Activity
Exact repetition is required: output every record in full.

Input data
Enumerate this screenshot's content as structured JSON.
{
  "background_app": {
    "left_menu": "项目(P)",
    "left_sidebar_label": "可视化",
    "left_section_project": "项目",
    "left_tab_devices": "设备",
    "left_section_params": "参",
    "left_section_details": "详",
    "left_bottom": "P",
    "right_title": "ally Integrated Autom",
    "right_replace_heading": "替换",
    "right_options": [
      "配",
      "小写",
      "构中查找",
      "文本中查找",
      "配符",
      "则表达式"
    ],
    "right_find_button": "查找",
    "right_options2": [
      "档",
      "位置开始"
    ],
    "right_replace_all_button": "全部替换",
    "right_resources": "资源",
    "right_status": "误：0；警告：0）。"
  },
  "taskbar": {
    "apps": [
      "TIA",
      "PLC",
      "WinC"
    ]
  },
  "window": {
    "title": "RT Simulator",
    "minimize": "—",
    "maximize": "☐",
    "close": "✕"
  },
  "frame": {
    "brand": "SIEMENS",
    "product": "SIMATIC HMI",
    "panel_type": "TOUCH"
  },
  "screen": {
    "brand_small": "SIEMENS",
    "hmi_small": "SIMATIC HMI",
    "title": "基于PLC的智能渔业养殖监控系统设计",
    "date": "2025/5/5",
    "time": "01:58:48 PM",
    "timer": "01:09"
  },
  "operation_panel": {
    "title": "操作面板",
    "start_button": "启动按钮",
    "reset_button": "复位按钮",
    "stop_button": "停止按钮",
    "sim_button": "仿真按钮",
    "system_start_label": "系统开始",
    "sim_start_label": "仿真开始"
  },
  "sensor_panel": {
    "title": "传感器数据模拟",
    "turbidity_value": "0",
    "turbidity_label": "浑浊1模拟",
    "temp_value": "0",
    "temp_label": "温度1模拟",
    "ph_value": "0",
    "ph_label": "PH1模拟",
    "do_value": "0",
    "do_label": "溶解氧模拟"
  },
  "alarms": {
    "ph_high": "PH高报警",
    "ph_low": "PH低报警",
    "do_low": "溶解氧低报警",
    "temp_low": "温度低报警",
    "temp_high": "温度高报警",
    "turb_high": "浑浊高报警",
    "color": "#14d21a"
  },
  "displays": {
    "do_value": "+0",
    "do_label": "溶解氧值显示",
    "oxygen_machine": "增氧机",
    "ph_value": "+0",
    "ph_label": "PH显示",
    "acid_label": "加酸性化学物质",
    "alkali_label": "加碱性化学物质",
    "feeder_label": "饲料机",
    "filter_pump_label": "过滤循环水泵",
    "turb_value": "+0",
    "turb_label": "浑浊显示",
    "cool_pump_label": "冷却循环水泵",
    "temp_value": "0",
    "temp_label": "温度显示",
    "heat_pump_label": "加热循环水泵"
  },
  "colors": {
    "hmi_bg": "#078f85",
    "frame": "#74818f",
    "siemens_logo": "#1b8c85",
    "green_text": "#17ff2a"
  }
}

Output of the exercise
Enumerate this screenshot's content as structured JSON.
{
  "background_app": {
    "left_menu": "项目(P)",
    "left_sidebar_label": "可视化",
    "left_section_project": "项目",
    "left_tab_devices": "设备",
    "left_section_params": "参",
    "left_section_details": "详",
    "left_bottom": "P",
    "right_title": "ally Integrated Autom",
    "right_replace_heading": "替换",
    "right_options": [
      "配",
      "小写",
      "构中查找",
      "文本中查找",
      "配符",
      "则表达式"
    ],
    "right_find_button": "查找",
    "right_options2": [
      "档",
      "位置开始"
    ],
    "right_replace_all_button": "全部替换",
    "right_resources": "资源",
    "right_status": "误：0；警告：0）。"
  },
  "taskbar": {
    "apps": [
      "TIA",
      "PLC",
      "WinC"
    ]
  },
  "window": {
    "title": "RT Simulator",
    "minimize": "—",
    "maximize": "☐",
    "close": "✕"
  },
  "frame": {
    "brand": "SIEMENS",
    "product": "SIMATIC HMI",
    "panel_type": "TOUCH"
  },
  "screen": {
    "brand_small": "SIEMENS",
    "hmi_small": "SIMATIC HMI",
    "title": "基于PLC的智能渔业养殖监控系统设计",
    "date": "2025/5/5",
    "time": "01:58:48 PM",
    "timer": "01:09"
  },
  "operation_panel": {
    "title": "操作面板",
    "start_button": "启动按钮",
    "reset_button": "复位按钮",
    "stop_button": "停止按钮",
    "sim_button": "仿真按钮",
    "system_start_label": "系统开始",
    "sim_start_label": "仿真开始"
  },
  "sensor_panel": {
    "title": "传感器数据模拟",
    "turbidity_value": "0",
    "turbidity_label": "浑浊1模拟",
    "temp_value": "0",
    "temp_label": "温度1模拟",
    "ph_value": "0",
    "ph_label": "PH1模拟",
    "do_value": "0",
    "do_label": "溶解氧模拟"
  },
  "alarms": {
    "ph_high": "PH高报警",
    "ph_low": "PH低报警",
    "do_low": "溶解氧低报警",
    "temp_low": "温度低报警",
    "temp_high": "温度高报警",
    "turb_high": "浑浊高报警",
    "color": "#14d21a"
  },
  "displays": {
    "do_value": "+0",
    "do_label": "溶解氧值显示",
    "oxygen_machine": "增氧机",
    "ph_value": "+0",
    "ph_label": "PH显示",
    "acid_label": "加酸性化学物质",
    "alkali_label": "加碱性化学物质",
    "feeder_label": "饲料机",
    "filter_pump_label": "过滤循环水泵",
    "turb_value": "+0",
    "turb_label": "浑浊显示",
    "cool_pump_label": "冷却循环水泵",
    "temp_value": "0",
    "temp_label": "温度显示",
    "heat_pump_label": "加热循环水泵"
  },
  "colors": {
    "hmi_bg": "#078f85",
    "frame": "#74818f",
    "siemens_logo": "#1b8c85",
    "green_text": "#17ff2a"
  }
}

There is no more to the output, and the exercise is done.